I’d like to introduce Jacob Templin’s video of the legendary guitarist Ry Cooder playing music with a brilliant, but largely unknown fiddle and banjo player named Dan Gellert in Dayton on Day 13 of my road trip, with what used to be called a few liner notes:

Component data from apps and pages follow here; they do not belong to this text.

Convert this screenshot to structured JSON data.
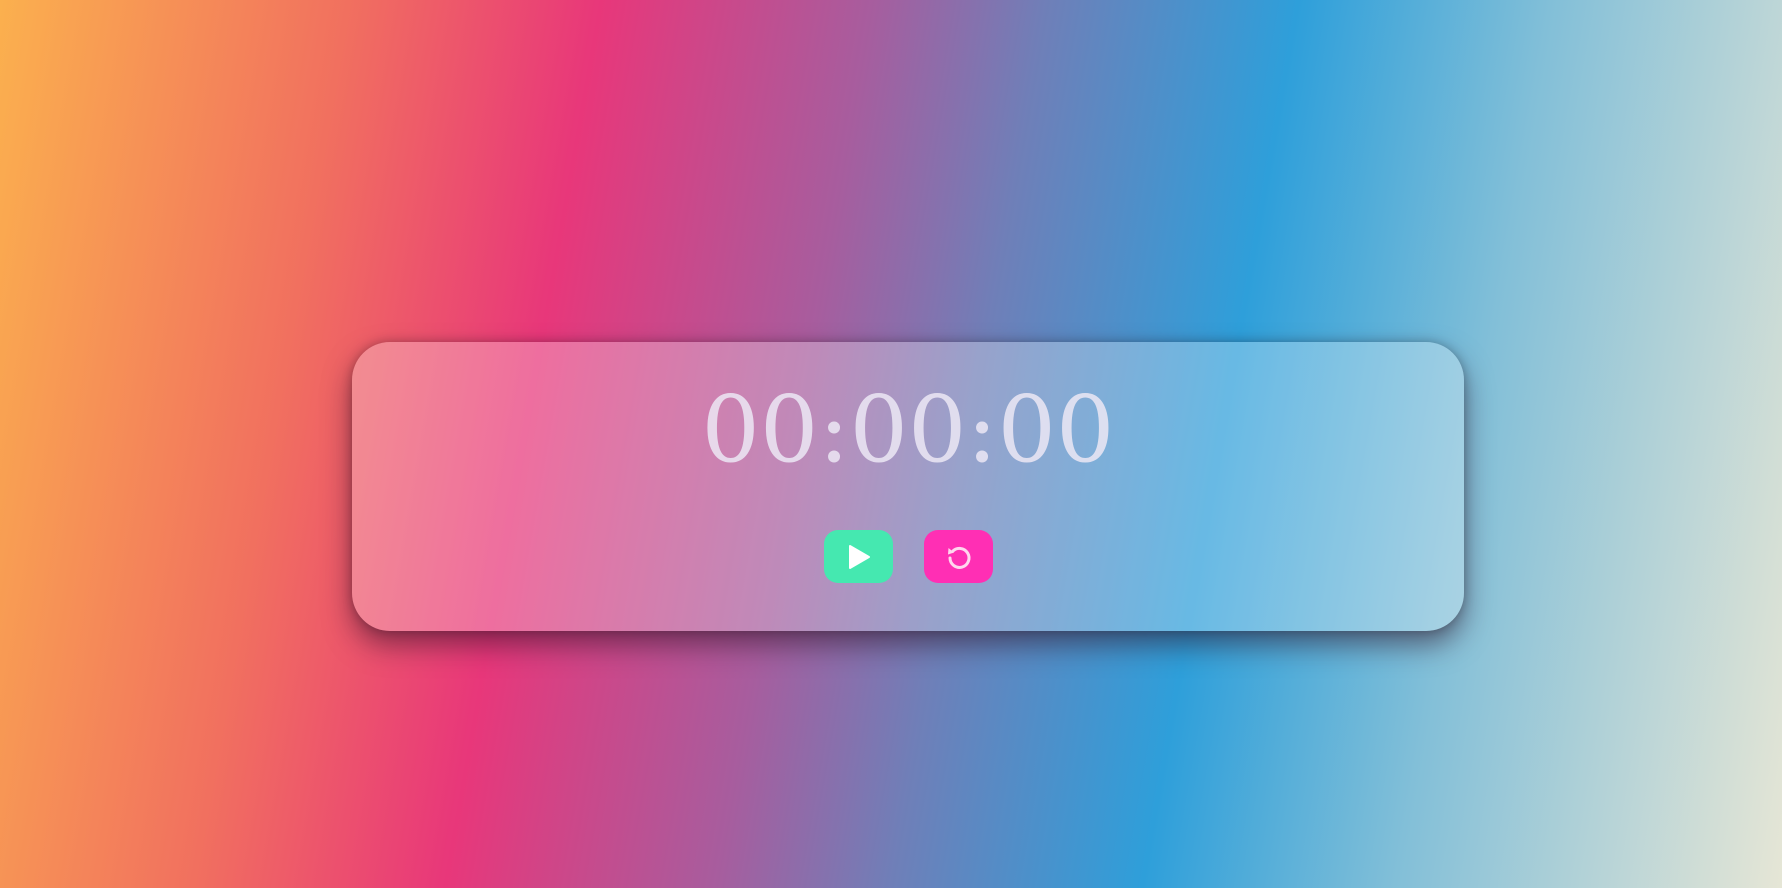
{
  "timer": {
    "display": "00:00:00"
  },
  "controls": {
    "start_icon": "play-icon",
    "reset_icon": "reset-icon"
  },
  "colors": {
    "start_button": "#45e8b0",
    "reset_button": "#ff2fb4"
  }
}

Ry Cooder has provided much of the sound track of my life–and that was especially true back in the late 1970s, when I was writing my first book, a biography of Woody Guthrie. Ry is not only a great musician, once ranked by Rolling Stone as the eighth best guitar player ever, but he has been an avid music historian, digging out lost gems of down-home American music from Hawaii to the Delta. His version of Guthrie’s “Vigilante Man” is one of the best Woody covers I’ve ever heard. He has expanded his musical explorations internationally over time, finding and playing with the Buena Vista Social Club in Cuba; and before that, the magisterial Tex-Mex accordion player, Flaco Jimenez. He’s been writing political songs in recent years, and unlike most in that often-too-obvious genre, each is musically exquisite. His new album, Election Special, will be released just in time for the GOP national convention.

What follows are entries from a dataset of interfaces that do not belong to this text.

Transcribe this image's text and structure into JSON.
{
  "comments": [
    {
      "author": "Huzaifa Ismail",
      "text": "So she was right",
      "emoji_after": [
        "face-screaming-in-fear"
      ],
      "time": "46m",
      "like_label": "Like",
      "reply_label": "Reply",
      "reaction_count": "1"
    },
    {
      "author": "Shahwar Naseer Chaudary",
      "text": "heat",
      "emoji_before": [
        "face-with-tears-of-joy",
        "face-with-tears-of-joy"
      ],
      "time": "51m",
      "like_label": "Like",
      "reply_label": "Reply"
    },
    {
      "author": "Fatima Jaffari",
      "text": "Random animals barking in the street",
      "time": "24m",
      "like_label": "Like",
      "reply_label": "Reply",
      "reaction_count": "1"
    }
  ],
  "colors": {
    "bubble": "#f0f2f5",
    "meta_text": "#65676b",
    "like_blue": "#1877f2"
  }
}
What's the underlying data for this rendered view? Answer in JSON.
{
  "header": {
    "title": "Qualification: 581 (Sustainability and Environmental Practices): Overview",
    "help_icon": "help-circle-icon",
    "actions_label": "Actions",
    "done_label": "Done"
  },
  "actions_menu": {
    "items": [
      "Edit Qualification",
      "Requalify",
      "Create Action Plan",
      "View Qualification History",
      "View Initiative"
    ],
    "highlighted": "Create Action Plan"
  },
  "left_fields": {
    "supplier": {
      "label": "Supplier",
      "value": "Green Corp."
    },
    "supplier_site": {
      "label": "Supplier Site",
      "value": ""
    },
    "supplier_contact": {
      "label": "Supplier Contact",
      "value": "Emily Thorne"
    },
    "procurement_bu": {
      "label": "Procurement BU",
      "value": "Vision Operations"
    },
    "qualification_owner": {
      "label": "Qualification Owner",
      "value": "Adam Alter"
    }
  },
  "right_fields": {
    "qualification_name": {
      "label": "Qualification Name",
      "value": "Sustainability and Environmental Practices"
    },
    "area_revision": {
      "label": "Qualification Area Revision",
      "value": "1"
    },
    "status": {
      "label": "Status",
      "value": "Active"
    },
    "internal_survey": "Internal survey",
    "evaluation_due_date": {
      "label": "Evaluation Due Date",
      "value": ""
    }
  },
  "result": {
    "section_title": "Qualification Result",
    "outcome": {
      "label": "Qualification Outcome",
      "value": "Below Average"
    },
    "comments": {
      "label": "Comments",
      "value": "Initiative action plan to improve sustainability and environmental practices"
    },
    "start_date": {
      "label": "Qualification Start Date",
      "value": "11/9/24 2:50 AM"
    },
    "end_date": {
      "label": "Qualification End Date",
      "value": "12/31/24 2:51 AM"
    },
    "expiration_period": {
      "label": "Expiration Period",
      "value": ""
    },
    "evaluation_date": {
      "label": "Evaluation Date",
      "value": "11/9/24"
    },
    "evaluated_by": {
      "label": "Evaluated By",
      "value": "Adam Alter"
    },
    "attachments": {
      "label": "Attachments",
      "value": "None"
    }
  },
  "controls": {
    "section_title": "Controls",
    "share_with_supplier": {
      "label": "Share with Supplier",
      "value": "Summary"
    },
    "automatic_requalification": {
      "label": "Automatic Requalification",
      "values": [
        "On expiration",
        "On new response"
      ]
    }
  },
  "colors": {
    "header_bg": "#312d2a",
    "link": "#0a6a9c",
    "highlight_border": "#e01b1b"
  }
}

So I was thrilled when Ry agreed to come along with me for a couple of days on the road. And even more thrilled when he told me that he’d recently found a fellow named Dan Gellert–a retired meter reader in Dayton, Ohio–who just might be the best fiddle and banjo player that Ry had heard. He had never played a set with Dan and wanted to give it a try. But he was a bit nervous: “I imagine that trying to play with Dan will be like running to catch a train that’s leaving the station.”
He wasn’t talking about Gellert’s picking speed, but his creativity. This was going to be the musical equivalent of a conversation between two astro-physicists. I speak music some, but not on the level of subtlety that Ry and Dan operate. I could sense them testing each other out in the first few songs–Ry carefully and humbly following Dan’s lead–then sensed them growing easy with each other and, finally, reaching the joyous fluency of finishing each other’s sentences (most of which were sly twists on sentences and phrases that have come down through generations of country players).

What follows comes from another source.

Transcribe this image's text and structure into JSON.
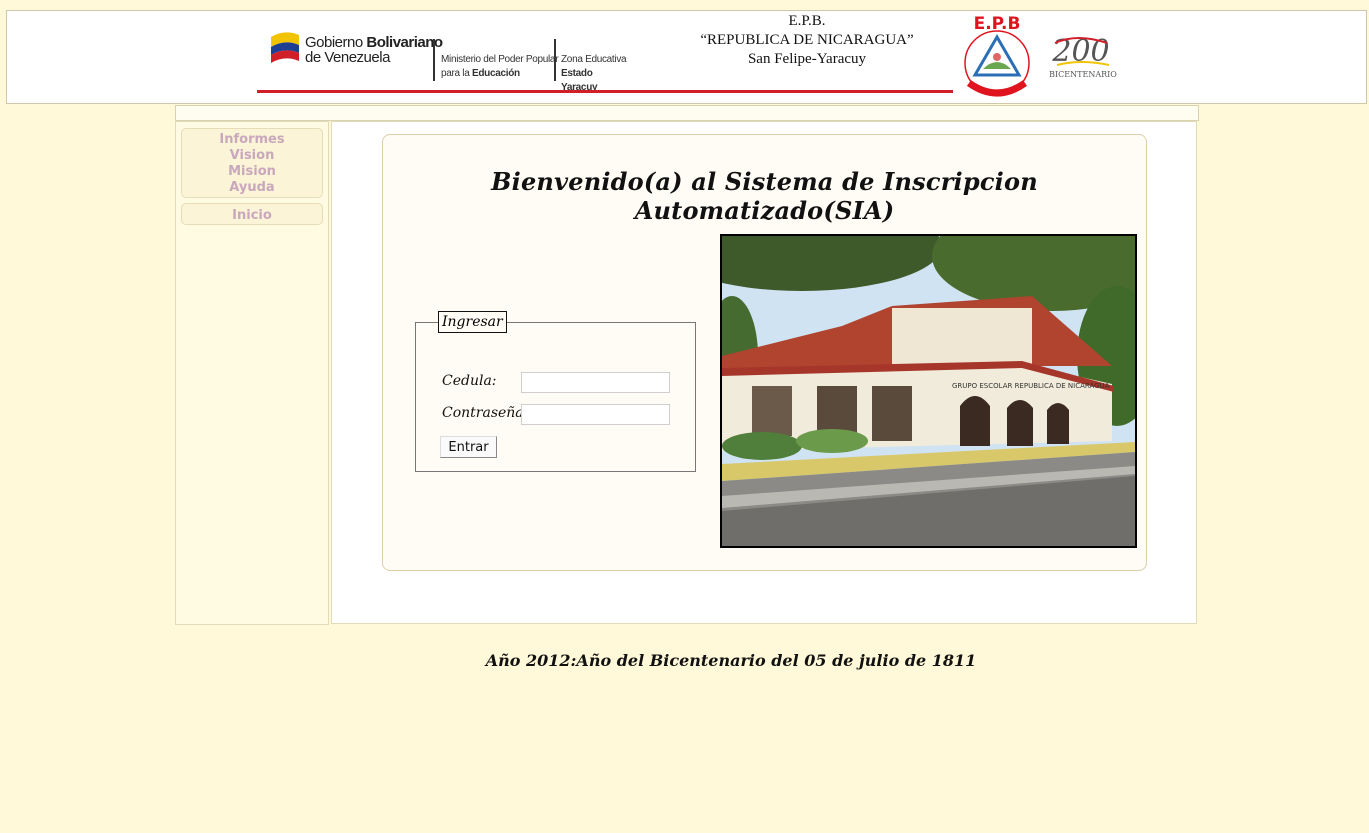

It was a memorable evening and great getting to know Ry, who is an utter purist when it comes to music–I think he was appalled by the stuff on my iPod, and not-very-impressed by his own work in the past, which I kept on citing, somewhat to his embarrassment.